As a preacher, John Chrysostom was unexcelled, resorting to a method of rhetoric known in Greek as psogos 'blame.' In particular, his homilies about Christians who engaged in Jewish customs and practices have been cited as evidence of very early anti-Semitism on the part of Christians. In Greek the homilies are called Kata Ioudaiōn (Κατὰ Ιουδαίων), which is translated as Adversus Judaeos in Latin and Against the Jews in English. The original editor of his homilies, Bernard de Montfaucon, wrote of the homilies, "A discourse against the Jews; but it was delivered against those who were Judaizing and keeping the fasts with them [the Jews]." John Chrysostom was born in 347.
John Chrysostom was also controversial among his fellow Christians because of his work towards reform. He was a scourge to the clergy who lived in luxury, and his self-induced penances became legendary. He condemned lavish banquets and social gatherings for the clergy, while advocating discipline and charity. As Archbishop of Constantinople, he called about the clergy and laity to show mercy and compassion towards the poor. He wrote "Do you wish to honour the body of Christ? Do not ignore him when he is naked. Do not pay him homage in the temple clad in silk, only then to neglect him outside where he is cold and ill-clad. He who said: "This is my body" is the same who said: "You saw me hungry and you gave me no food", and "Whatever you did to the least of my brothers you did also to me"... What good is it if the Eucharistic table is overloaded with golden chalices when your brother is dying of hunger? Start by satisfying his hunger and then with what is left you may adorn the altar as well."

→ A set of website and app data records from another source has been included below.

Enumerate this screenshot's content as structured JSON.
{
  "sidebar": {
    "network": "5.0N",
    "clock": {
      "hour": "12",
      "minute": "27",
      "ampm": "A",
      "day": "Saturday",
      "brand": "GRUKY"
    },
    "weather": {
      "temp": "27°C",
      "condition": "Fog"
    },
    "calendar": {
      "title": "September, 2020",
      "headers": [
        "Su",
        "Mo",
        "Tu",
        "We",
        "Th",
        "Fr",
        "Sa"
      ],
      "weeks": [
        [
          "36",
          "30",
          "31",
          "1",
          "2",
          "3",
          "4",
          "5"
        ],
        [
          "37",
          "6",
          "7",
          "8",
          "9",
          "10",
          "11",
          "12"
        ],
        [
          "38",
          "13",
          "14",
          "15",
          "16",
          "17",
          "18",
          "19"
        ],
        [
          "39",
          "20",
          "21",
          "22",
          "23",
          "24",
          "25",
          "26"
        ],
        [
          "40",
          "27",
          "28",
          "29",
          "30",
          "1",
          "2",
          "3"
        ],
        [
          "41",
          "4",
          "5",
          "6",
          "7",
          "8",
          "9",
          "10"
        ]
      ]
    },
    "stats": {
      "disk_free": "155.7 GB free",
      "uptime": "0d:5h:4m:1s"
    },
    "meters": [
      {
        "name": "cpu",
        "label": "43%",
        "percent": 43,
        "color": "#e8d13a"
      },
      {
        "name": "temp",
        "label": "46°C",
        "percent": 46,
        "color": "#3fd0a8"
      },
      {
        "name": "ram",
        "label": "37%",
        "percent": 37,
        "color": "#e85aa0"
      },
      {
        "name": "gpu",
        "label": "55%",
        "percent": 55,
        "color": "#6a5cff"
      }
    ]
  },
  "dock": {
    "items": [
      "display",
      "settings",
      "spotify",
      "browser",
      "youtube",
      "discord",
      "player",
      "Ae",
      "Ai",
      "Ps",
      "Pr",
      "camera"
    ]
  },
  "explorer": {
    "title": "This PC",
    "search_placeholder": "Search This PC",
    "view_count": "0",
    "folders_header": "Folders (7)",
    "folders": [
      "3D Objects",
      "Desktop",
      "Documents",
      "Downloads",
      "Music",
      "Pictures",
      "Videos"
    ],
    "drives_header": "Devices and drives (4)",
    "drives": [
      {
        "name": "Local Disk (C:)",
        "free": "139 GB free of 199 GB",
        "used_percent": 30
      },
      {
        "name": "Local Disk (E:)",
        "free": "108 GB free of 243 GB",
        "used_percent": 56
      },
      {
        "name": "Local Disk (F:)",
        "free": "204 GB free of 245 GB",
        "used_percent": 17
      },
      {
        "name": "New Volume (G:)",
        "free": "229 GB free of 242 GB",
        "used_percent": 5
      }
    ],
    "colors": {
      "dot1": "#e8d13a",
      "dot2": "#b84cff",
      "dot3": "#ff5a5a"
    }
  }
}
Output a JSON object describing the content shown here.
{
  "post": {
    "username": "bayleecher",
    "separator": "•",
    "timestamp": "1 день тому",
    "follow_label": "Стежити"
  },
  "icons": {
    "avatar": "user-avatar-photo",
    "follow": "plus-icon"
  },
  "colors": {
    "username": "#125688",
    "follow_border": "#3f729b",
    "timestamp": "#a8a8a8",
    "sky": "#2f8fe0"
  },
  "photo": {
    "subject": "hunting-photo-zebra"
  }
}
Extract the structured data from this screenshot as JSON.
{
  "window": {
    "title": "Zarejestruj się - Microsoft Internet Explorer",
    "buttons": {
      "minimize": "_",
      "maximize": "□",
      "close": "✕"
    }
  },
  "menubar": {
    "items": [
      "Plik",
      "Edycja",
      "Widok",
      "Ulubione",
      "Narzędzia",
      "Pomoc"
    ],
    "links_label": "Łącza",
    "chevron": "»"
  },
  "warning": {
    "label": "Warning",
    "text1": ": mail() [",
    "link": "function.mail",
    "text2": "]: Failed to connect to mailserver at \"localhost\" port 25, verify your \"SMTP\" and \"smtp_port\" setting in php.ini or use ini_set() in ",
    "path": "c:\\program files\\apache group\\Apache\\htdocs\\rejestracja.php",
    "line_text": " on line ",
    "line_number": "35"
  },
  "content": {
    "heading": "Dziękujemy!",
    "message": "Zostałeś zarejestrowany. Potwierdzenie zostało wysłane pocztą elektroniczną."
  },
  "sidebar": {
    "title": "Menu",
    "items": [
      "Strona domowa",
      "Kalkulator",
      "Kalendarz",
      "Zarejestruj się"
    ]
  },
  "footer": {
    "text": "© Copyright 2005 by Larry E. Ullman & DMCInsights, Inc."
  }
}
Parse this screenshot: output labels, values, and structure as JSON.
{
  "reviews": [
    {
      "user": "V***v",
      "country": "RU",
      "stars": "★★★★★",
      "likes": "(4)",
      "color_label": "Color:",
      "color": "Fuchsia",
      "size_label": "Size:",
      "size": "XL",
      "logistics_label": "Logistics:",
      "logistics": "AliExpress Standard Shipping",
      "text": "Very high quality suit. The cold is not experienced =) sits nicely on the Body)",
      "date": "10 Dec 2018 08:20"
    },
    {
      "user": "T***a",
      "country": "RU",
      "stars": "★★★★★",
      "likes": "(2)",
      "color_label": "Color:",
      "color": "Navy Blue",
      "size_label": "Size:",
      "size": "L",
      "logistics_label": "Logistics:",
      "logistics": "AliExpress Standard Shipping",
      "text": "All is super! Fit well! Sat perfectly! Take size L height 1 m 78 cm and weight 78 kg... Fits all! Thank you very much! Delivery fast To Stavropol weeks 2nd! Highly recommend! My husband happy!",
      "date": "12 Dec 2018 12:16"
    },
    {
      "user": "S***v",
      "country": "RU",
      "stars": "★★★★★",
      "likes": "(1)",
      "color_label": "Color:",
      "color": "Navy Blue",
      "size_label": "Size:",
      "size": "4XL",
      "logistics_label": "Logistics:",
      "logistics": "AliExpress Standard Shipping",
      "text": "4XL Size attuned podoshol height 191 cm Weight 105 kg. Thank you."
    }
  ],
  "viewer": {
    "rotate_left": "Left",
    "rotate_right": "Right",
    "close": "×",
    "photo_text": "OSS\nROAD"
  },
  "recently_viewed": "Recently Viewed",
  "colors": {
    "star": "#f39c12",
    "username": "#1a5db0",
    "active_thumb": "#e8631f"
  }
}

John so angered the powerful, including the Patriarch of Constantinople, that he was banished from his see and died in exile in 407.
Here follows part of a reflection on the part of the saint about the capital sin: Pride.
"Pride is a terrible rock where wild beasts that would tear you to pieces every day. What are these wild beasts?
They are violence, negligence, envy, quarrelsomeness, calumny, lies, hypocrisy, actions to the detriment of the innocent, satisfaction at the misfortunes of colleagues, regret at their success, desire for praise, conceit over honors received (which is the wild beast mot fatal to the soul), ostentatious conversation, unworthy, flattery, contempt of the poor and obsequiousness towards the wealthy, coveting favors not altogether commendable which endanger those not present and extreme severity towards the weak while not daring to utter a word against the powerful.
All these wild beasts, and others still more numerous, that keep company with one and another on the rock of pride are a menace to the soul."